Consider it the greatest indignity of them all for Larry David. After almost six years away, David’s lauded comedy series “Curb Your Enthusiasm” was finally set to kick off production on its long-awaited ninth season last November — the day after the presidential election.
Stars and staffers were expecting to return to set in a celebratory mood. Instead, David and his cast and crew — including long-time on-screen sidekick J.B. Smoove and executive producer Jeff Schaffer — reunited on a day that seemed to make it clear just how much things had changed since the series’ eighth season wrapped in September 2011.
“I was up all night, I couldn’t sleep,” Smoove told IndieWire. “I said, ‘You know what? I’m gonna go to sleep and wake up and this shit is gonna be fine.’ It was the weirdest day. It felt like a weird dream, I was like, ‘Really?’ I couldn’t believe it.”
And yet, the show had to go on, even if the new state of the world seemed destined to overshadow the happy occasion.
“We showed up to set, we shot the very first day,” Smoove said. “Which was, the first half an hour of just standing around, talking about it. You know how you watch a movie, you see a crazy-ass movie, and you’re just like, ‘Holy shit, I can’t even imagine this happening in real life.’ But then you experience something like that.

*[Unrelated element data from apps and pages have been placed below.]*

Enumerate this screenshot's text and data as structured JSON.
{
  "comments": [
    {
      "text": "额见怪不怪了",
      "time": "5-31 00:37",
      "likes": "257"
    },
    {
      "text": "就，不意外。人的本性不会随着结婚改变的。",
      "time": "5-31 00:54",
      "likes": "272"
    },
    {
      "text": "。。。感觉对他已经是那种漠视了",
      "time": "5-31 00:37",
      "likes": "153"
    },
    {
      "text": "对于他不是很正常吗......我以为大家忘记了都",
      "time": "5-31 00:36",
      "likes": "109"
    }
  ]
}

You almost had an out of body experience.”
He added, “For us, you didn’t know what to do, but you knew that you had to do something amazing. The show was back, you got on set, and you did your thing.”

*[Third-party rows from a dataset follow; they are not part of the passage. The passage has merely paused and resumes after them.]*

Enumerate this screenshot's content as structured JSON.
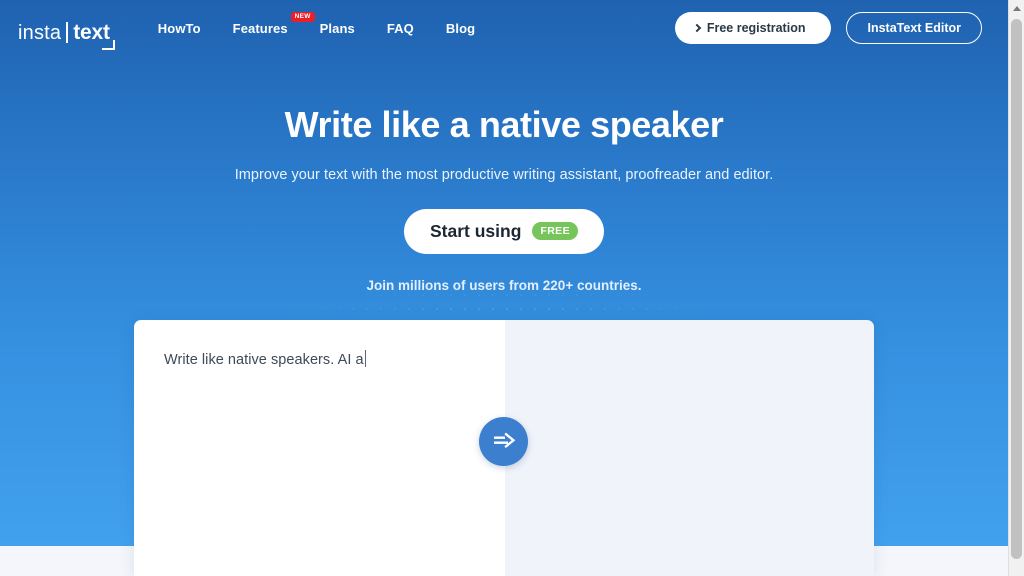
{
  "brand": {
    "logo_insta": "insta",
    "logo_text": "text"
  },
  "nav": {
    "links": [
      {
        "label": "HowTo",
        "badge": null
      },
      {
        "label": "Features",
        "badge": "NEW"
      },
      {
        "label": "Plans",
        "badge": null
      },
      {
        "label": "FAQ",
        "badge": null
      },
      {
        "label": "Blog",
        "badge": null
      }
    ],
    "free_registration_label": "Free registration",
    "editor_button_label": "InstaText Editor"
  },
  "hero": {
    "headline": "Write like a native speaker",
    "subheadline": "Improve your text with the most productive writing assistant, proofreader and editor.",
    "cta_label": "Start using",
    "cta_badge": "FREE",
    "join_line": "Join millions of users from 220+ countries."
  },
  "editor": {
    "input_text": "Write like native speakers. AI a",
    "output_text": ""
  },
  "colors": {
    "hero_gradient_top": "#1f62b0",
    "hero_gradient_bottom": "#41a1ef",
    "accent_green": "#76c55b",
    "badge_red": "#e8202a",
    "swap_button": "#3d7fcf",
    "page_background": "#f4f6fb"
  },
  "icons": {
    "chevron_right": "chevron-right-icon",
    "swap": "rephrase-arrow-icon",
    "scroll_up": "scroll-up-arrow-icon"
  }
}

If nothing else, the strange new state of the world feeds directly into the series’ particular point of view, adding a new level of terrible and awkward to “Curb’s” ever-growing pile. Schaffer (who also directed the season’s pilot episode) initially considered temporarily stopping production that first day, but pushed forward, an oddly fitting stance for the show itself.
“The world keeps evolving, but Larry’s indignation ray stays the same,” he said. “There’s always new things. The one thing you can count on is that there’s going to be new terrible people and new awkward situations.”

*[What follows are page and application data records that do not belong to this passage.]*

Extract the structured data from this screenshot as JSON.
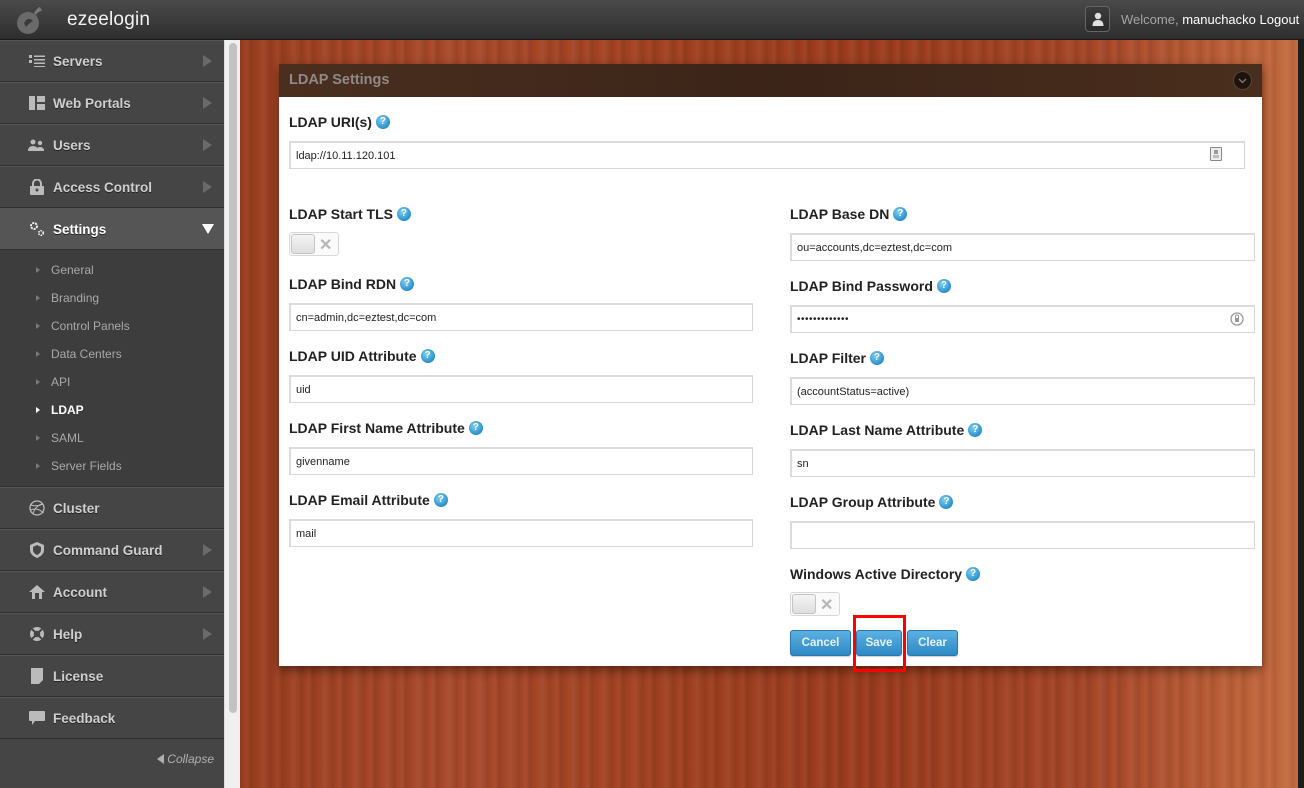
{
  "header": {
    "brand": "ezeelogin",
    "welcome_prefix": "Welcome,",
    "username": "manuchacko",
    "logout_label": "Logout"
  },
  "sidebar": {
    "items": [
      {
        "label": "Servers",
        "icon": "list-icon",
        "has_arrow": true
      },
      {
        "label": "Web Portals",
        "icon": "layout-icon",
        "has_arrow": true
      },
      {
        "label": "Users",
        "icon": "users-icon",
        "has_arrow": true
      },
      {
        "label": "Access Control",
        "icon": "lock-icon",
        "has_arrow": true
      },
      {
        "label": "Settings",
        "icon": "gears-icon",
        "expanded": true
      }
    ],
    "settings_submenu": [
      {
        "label": "General"
      },
      {
        "label": "Branding"
      },
      {
        "label": "Control Panels"
      },
      {
        "label": "Data Centers"
      },
      {
        "label": "API"
      },
      {
        "label": "LDAP",
        "active": true
      },
      {
        "label": "SAML"
      },
      {
        "label": "Server Fields"
      }
    ],
    "items_after": [
      {
        "label": "Cluster",
        "icon": "dribbble-icon",
        "has_arrow": false
      },
      {
        "label": "Command Guard",
        "icon": "shield-icon",
        "has_arrow": true
      },
      {
        "label": "Account",
        "icon": "home-icon",
        "has_arrow": true
      },
      {
        "label": "Help",
        "icon": "lifebuoy-icon",
        "has_arrow": true
      },
      {
        "label": "License",
        "icon": "document-icon",
        "has_arrow": false
      },
      {
        "label": "Feedback",
        "icon": "comment-icon",
        "has_arrow": false
      }
    ],
    "collapse_label": "Collapse"
  },
  "panel": {
    "title": "LDAP Settings",
    "fields": {
      "uri": {
        "label": "LDAP URI(s)",
        "value": "ldap://10.11.120.101"
      },
      "start_tls": {
        "label": "LDAP Start TLS",
        "enabled": false
      },
      "base_dn": {
        "label": "LDAP Base DN",
        "value": "ou=accounts,dc=eztest,dc=com"
      },
      "bind_rdn": {
        "label": "LDAP Bind RDN",
        "value": "cn=admin,dc=eztest,dc=com"
      },
      "bind_password": {
        "label": "LDAP Bind Password",
        "value": "•••••••••••••"
      },
      "uid_attr": {
        "label": "LDAP UID Attribute",
        "value": "uid"
      },
      "filter": {
        "label": "LDAP Filter",
        "value": "(accountStatus=active)"
      },
      "first_name_attr": {
        "label": "LDAP First Name Attribute",
        "value": "givenname"
      },
      "last_name_attr": {
        "label": "LDAP Last Name Attribute",
        "value": "sn"
      },
      "email_attr": {
        "label": "LDAP Email Attribute",
        "value": "mail"
      },
      "group_attr": {
        "label": "LDAP Group Attribute",
        "value": ""
      },
      "windows_ad": {
        "label": "Windows Active Directory",
        "enabled": false
      }
    },
    "buttons": {
      "cancel": "Cancel",
      "save": "Save",
      "clear": "Clear"
    },
    "help_glyph": "?",
    "toggle_off_glyph": "✕"
  },
  "colors": {
    "accent_button": "#3a96d2",
    "highlight": "#ff0000",
    "topbar": "#3a3a3a",
    "sidebar": "#454545"
  }
}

And as he sagely noted, “Working in that field is an evergreen business.” Business, at least, is booming.
“The world is such a weird place,” Smoove said. “[Larry] finds a way to tap into the things that make you go ‘oooohh,’ the things that make you mad, or the things that make you go, ‘oh, shit.’ He’s relatable, he finds a way to make relatable funny.”
Co-star Susie Essman wasn’t on set that first day, but joined the production a week later. She was still reeling, but she too found solace in the unique comforts of David’s cringe comedy.
“It was actually a relief to go back to work,” she said. “It was bad. It was just like, scary and bad. There was, and still is, fear…I had no desire to get on stage, doing standup. By nature, I’m not a political comedian. But I felt shut down in a certain way, that I couldn’t just move on from.”
And while Essman doesn’t sidestep the tough stuff —”You can’t ignore the times you live in,” she said — the long-time actress and comedian is also possessed by the notion that humor can help.
“When you’re on a film set or TV set, you’re in such an insulated environment,” she said. “It’s almost as though the outside world doesn’t exist, so it was a great relief to go back to work and be in the environment…to go back to work and do something funny.”
Hopefully, that humor will translate to the new season of the beloved show, and even heal some wounds along the way.
“I always felt like humor was the catalyst for everything, it cures all the ills of the world,” Smoove said. “Like somehow, this is gonna make sense, in some way, shape, or form. Everything makes sense in the long term.”
“Curb Your Enthusiasm” Season 9 premieres on Sunday at 10 p.m. on HBO.